__Work task__: From the entries that follow, copy every line with the word "boards".

== == ==

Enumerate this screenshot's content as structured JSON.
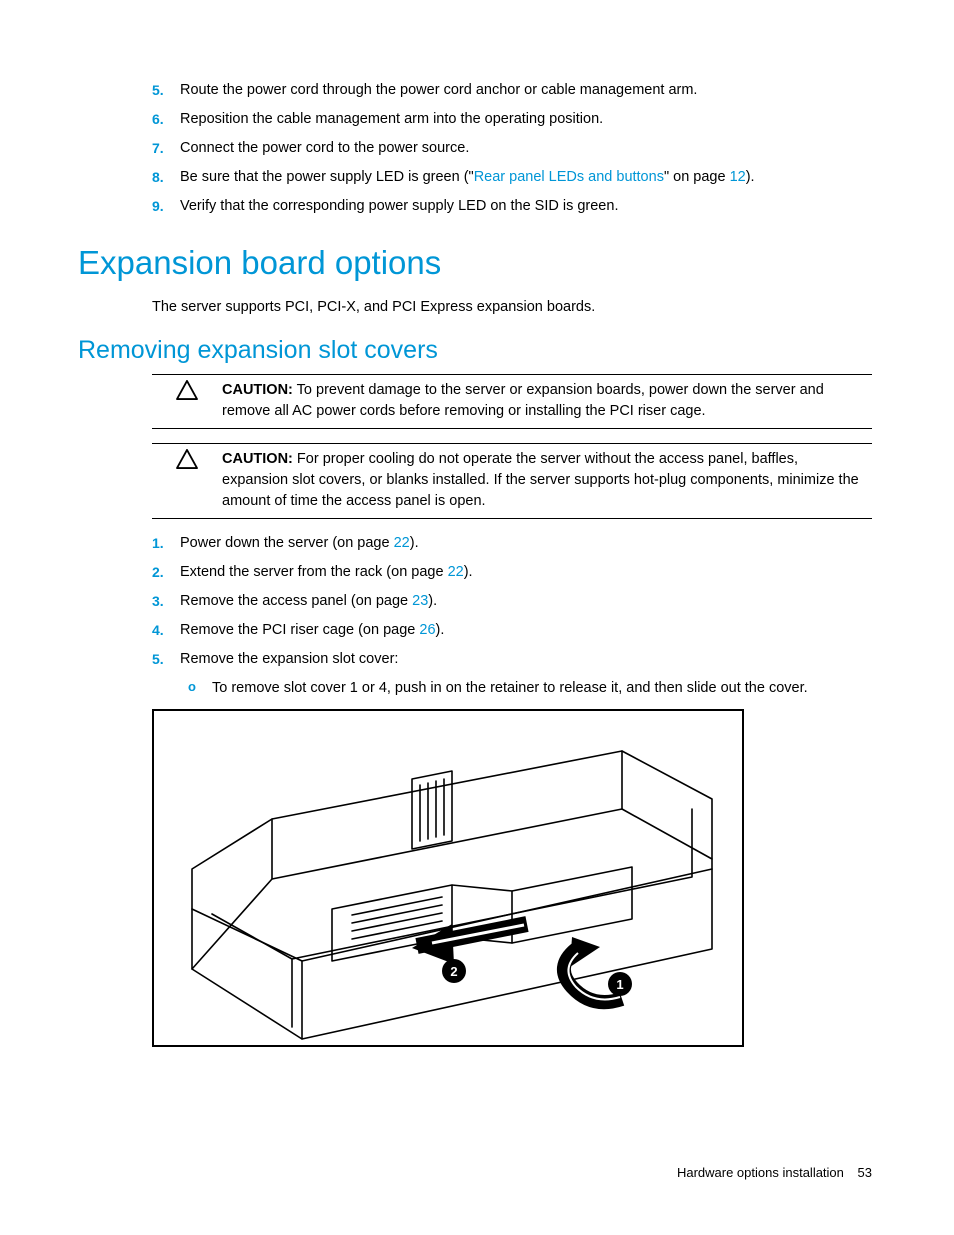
{
  "top_list": [
    {
      "num": "5.",
      "text": "Route the power cord through the power cord anchor or cable management arm."
    },
    {
      "num": "6.",
      "text": "Reposition the cable management arm into the operating position."
    },
    {
      "num": "7.",
      "text": "Connect the power cord to the power source."
    },
    {
      "num": "8.",
      "prefix": "Be sure that the power supply LED is green (\"",
      "link": "Rear panel LEDs and buttons",
      "mid": "\" on page ",
      "page": "12",
      "suffix": ")."
    },
    {
      "num": "9.",
      "text": "Verify that the corresponding power supply LED on the SID is green."
    }
  ],
  "h1": "Expansion board options",
  "intro": "The server supports PCI, PCI-X, and PCI Express expansion boards.",
  "h2": "Removing expansion slot covers",
  "caution1": {
    "label": "CAUTION:",
    "text": "  To prevent damage to the server or expansion boards, power down the server and remove all AC power cords before removing or installing the PCI riser cage."
  },
  "caution2": {
    "label": "CAUTION:",
    "text": "  For proper cooling do not operate the server without the access panel, baffles, expansion slot covers, or blanks installed. If the server supports hot-plug components, minimize the amount of time the access panel is open."
  },
  "steps": [
    {
      "num": "1.",
      "prefix": "Power down the server (on page ",
      "page": "22",
      "suffix": ")."
    },
    {
      "num": "2.",
      "prefix": "Extend the server from the rack (on page ",
      "page": "22",
      "suffix": ")."
    },
    {
      "num": "3.",
      "prefix": "Remove the access panel (on page ",
      "page": "23",
      "suffix": ")."
    },
    {
      "num": "4.",
      "prefix": "Remove the PCI riser cage (on page ",
      "page": "26",
      "suffix": ")."
    },
    {
      "num": "5.",
      "text": "Remove the expansion slot cover:"
    }
  ],
  "substep": "To remove slot cover 1 or 4, push in on the retainer to release it, and then slide out the cover.",
  "footer": {
    "section": "Hardware options installation",
    "page": "53"
  }
}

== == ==

__Exercise solution__:
  "intro": "The server supports PCI, PCI-X, and PCI Express expansion boards.",
    "text": "  To prevent damage to the server or expansion boards, power down the server and remove all AC power cords before removing or installing the PCI riser cage."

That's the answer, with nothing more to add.